→ Your instructions
The string "Execution" may appear in lines of the entries below. Report how many lines hold it, with only the number.

→ Stored data entries
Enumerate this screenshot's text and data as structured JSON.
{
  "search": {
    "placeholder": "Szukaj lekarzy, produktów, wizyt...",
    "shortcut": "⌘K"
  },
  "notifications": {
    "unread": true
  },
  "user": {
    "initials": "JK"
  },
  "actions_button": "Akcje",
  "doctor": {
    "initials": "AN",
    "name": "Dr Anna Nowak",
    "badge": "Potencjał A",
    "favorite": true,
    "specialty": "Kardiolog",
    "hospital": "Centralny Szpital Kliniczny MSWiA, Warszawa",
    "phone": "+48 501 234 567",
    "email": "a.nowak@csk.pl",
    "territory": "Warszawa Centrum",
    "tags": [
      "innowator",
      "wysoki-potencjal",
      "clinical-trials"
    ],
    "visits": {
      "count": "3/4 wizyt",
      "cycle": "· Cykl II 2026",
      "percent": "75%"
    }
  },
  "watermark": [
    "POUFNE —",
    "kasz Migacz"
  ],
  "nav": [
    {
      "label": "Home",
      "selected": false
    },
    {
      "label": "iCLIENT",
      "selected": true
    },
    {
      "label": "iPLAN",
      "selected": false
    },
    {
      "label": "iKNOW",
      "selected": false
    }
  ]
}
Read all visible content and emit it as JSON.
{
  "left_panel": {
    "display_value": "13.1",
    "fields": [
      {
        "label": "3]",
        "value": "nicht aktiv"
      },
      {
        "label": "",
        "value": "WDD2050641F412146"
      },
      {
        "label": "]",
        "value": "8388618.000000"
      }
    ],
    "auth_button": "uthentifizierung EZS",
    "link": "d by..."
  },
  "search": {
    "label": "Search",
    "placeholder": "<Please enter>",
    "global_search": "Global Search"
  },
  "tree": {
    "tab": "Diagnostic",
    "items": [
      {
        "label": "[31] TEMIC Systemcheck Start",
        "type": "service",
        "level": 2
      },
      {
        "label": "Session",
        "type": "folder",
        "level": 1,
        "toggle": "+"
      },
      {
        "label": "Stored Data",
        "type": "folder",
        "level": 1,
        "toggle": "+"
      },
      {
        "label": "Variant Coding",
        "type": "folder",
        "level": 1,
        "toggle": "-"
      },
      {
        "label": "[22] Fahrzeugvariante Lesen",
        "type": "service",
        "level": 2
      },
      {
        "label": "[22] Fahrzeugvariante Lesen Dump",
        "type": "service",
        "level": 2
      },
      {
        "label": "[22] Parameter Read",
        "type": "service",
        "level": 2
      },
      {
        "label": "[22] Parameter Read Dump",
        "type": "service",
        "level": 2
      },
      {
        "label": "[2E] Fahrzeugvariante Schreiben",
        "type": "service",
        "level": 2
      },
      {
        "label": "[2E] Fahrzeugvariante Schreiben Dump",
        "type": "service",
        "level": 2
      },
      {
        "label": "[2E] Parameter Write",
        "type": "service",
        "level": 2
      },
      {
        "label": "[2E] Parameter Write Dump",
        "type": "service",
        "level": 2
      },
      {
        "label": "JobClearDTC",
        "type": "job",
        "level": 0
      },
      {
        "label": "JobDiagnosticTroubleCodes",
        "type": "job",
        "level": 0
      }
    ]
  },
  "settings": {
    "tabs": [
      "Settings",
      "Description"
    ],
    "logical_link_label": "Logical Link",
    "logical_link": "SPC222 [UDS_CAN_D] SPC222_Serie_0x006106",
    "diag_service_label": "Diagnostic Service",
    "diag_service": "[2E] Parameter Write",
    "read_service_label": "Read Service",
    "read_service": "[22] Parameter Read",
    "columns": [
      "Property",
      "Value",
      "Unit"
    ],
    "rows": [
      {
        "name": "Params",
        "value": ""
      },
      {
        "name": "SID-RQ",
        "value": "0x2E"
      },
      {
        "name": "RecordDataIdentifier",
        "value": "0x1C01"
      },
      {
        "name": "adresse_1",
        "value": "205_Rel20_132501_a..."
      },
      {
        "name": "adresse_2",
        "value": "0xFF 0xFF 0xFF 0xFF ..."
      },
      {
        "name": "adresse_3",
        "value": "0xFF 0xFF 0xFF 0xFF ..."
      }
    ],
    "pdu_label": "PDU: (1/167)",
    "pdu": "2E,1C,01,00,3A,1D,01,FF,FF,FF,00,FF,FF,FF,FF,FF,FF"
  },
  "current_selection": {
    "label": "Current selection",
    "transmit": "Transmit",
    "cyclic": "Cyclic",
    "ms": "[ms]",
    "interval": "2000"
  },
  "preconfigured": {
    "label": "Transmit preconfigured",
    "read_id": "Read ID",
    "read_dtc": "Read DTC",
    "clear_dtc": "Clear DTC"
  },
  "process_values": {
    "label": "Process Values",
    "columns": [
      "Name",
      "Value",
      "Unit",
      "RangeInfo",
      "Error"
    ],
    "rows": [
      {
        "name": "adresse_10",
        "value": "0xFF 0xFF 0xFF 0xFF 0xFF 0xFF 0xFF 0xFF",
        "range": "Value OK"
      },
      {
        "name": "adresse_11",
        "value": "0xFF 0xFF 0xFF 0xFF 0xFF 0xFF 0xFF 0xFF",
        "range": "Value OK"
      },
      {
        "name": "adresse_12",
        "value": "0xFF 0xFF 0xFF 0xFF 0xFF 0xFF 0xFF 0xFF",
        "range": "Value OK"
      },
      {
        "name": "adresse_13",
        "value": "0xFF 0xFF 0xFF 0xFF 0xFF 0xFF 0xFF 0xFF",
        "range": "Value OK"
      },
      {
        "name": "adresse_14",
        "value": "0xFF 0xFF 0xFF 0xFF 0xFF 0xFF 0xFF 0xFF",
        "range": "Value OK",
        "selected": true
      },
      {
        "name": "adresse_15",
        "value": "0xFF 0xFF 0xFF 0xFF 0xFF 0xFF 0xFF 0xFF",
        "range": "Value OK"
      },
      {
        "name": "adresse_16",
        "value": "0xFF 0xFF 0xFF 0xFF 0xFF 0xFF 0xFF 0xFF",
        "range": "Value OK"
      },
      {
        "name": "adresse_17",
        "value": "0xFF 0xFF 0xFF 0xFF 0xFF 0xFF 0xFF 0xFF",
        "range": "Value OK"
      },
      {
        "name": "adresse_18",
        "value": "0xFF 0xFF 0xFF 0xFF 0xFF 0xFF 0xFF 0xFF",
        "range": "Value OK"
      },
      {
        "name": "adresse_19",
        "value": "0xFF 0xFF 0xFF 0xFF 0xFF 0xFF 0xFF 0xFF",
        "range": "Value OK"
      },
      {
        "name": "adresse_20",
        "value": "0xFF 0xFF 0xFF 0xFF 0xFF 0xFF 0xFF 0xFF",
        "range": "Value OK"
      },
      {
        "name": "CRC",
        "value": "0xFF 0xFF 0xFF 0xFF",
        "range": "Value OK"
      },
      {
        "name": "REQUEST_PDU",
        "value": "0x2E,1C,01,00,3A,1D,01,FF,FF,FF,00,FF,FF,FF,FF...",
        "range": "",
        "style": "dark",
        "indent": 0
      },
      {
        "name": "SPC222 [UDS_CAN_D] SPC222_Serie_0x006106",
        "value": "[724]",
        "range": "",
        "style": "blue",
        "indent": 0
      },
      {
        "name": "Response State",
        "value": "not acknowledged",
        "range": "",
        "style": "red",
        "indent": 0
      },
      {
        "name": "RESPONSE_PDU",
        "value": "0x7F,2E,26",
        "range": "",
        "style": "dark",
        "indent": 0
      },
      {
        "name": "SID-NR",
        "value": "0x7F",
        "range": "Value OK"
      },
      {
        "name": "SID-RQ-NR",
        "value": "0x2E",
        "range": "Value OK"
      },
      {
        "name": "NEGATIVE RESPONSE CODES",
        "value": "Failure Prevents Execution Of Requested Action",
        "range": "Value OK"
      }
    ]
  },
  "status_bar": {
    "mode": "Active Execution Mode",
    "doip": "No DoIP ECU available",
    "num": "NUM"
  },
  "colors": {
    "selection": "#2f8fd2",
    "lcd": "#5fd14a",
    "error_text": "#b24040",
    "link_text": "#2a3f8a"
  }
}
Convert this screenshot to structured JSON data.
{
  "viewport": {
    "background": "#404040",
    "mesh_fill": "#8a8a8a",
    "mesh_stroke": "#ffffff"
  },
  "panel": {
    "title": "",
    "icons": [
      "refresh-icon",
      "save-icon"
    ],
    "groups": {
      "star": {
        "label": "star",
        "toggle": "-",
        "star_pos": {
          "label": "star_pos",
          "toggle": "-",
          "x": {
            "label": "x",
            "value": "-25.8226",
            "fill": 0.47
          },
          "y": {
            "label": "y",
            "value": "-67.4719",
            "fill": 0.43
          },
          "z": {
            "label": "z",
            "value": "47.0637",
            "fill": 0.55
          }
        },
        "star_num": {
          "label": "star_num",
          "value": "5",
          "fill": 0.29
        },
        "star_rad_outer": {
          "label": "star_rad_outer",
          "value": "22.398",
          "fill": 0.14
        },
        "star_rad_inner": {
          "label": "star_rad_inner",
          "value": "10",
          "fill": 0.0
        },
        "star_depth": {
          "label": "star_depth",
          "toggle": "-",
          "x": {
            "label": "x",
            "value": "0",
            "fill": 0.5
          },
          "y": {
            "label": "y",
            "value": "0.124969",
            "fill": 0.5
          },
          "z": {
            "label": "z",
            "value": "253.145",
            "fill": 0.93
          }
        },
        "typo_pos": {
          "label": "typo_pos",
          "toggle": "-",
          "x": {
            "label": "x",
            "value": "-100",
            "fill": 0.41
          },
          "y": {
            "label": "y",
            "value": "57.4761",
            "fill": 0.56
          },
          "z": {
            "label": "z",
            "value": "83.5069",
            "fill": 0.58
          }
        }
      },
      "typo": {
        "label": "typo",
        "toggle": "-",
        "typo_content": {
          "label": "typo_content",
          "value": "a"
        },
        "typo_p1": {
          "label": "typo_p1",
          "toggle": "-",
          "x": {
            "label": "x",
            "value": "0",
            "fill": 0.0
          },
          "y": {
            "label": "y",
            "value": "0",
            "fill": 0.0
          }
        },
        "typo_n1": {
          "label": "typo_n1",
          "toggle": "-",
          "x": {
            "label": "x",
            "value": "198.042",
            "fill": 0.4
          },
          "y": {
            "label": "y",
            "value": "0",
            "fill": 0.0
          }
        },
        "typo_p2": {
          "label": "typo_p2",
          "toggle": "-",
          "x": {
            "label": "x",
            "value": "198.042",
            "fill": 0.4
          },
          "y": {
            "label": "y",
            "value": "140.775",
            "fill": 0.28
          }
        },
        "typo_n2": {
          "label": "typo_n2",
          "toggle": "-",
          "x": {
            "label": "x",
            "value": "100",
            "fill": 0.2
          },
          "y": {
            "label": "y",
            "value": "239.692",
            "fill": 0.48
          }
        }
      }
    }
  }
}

→ Result for this task
2